— Problem —
Word for word, repeat each entry that follows.

— Given records —
········

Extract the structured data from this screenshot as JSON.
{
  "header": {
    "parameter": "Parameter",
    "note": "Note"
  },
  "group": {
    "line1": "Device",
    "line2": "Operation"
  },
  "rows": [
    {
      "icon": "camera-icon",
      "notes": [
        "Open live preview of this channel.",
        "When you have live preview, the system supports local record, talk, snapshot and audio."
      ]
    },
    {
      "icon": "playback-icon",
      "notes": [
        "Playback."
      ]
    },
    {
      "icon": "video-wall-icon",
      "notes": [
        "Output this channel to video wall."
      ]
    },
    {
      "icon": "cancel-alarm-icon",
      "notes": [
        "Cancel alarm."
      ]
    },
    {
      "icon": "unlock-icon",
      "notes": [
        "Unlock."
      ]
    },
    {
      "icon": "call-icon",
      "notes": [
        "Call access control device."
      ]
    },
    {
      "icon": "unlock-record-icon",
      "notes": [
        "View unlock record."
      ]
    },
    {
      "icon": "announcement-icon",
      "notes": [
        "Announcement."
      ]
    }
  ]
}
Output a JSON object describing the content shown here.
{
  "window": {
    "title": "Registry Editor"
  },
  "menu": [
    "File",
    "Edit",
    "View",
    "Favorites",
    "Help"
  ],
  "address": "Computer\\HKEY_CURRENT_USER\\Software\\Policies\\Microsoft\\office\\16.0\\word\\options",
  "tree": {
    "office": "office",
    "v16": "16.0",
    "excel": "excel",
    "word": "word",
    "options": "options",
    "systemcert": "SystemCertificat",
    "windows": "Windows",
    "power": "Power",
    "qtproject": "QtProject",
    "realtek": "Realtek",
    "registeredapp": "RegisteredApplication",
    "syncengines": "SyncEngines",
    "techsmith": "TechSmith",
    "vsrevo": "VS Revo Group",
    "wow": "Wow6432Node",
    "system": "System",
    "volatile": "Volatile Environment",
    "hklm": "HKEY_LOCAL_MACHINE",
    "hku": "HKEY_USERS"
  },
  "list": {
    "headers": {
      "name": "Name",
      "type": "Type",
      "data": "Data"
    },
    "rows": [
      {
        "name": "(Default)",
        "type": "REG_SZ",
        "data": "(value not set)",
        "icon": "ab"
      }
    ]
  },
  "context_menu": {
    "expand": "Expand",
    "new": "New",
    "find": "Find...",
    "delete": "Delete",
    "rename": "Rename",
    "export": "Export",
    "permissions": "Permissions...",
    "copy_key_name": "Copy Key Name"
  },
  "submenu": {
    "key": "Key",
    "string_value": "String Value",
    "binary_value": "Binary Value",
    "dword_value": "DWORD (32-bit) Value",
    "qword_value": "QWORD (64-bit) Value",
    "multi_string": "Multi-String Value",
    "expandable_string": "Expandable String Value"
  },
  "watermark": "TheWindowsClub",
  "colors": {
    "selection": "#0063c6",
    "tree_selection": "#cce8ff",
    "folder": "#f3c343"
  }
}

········

— Answer for the task —
Extract the structured data from this screenshot as JSON.
{
  "header": {
    "parameter": "Parameter",
    "note": "Note"
  },
  "group": {
    "line1": "Device",
    "line2": "Operation"
  },
  "rows": [
    {
      "icon": "camera-icon",
      "notes": [
        "Open live preview of this channel.",
        "When you have live preview, the system supports local record, talk, snapshot and audio."
      ]
    },
    {
      "icon": "playback-icon",
      "notes": [
        "Playback."
      ]
    },
    {
      "icon": "video-wall-icon",
      "notes": [
        "Output this channel to video wall."
      ]
    },
    {
      "icon": "cancel-alarm-icon",
      "notes": [
        "Cancel alarm."
      ]
    },
    {
      "icon": "unlock-icon",
      "notes": [
        "Unlock."
      ]
    },
    {
      "icon": "call-icon",
      "notes": [
        "Call access control device."
      ]
    },
    {
      "icon": "unlock-record-icon",
      "notes": [
        "View unlock record."
      ]
    },
    {
      "icon": "announcement-icon",
      "notes": [
        "Announcement."
      ]
    }
  ]
}
Output a JSON object describing the content shown here.
{
  "window": {
    "title": "Registry Editor"
  },
  "menu": [
    "File",
    "Edit",
    "View",
    "Favorites",
    "Help"
  ],
  "address": "Computer\\HKEY_CURRENT_USER\\Software\\Policies\\Microsoft\\office\\16.0\\word\\options",
  "tree": {
    "office": "office",
    "v16": "16.0",
    "excel": "excel",
    "word": "word",
    "options": "options",
    "systemcert": "SystemCertificat",
    "windows": "Windows",
    "power": "Power",
    "qtproject": "QtProject",
    "realtek": "Realtek",
    "registeredapp": "RegisteredApplication",
    "syncengines": "SyncEngines",
    "techsmith": "TechSmith",
    "vsrevo": "VS Revo Group",
    "wow": "Wow6432Node",
    "system": "System",
    "volatile": "Volatile Environment",
    "hklm": "HKEY_LOCAL_MACHINE",
    "hku": "HKEY_USERS"
  },
  "list": {
    "headers": {
      "name": "Name",
      "type": "Type",
      "data": "Data"
    },
    "rows": [
      {
        "name": "(Default)",
        "type": "REG_SZ",
        "data": "(value not set)",
        "icon": "ab"
      }
    ]
  },
  "context_menu": {
    "expand": "Expand",
    "new": "New",
    "find": "Find...",
    "delete": "Delete",
    "rename": "Rename",
    "export": "Export",
    "permissions": "Permissions...",
    "copy_key_name": "Copy Key Name"
  },
  "submenu": {
    "key": "Key",
    "string_value": "String Value",
    "binary_value": "Binary Value",
    "dword_value": "DWORD (32-bit) Value",
    "qword_value": "QWORD (64-bit) Value",
    "multi_string": "Multi-String Value",
    "expandable_string": "Expandable String Value"
  },
  "watermark": "TheWindowsClub",
  "colors": {
    "selection": "#0063c6",
    "tree_selection": "#cce8ff",
    "folder": "#f3c343"
  }
}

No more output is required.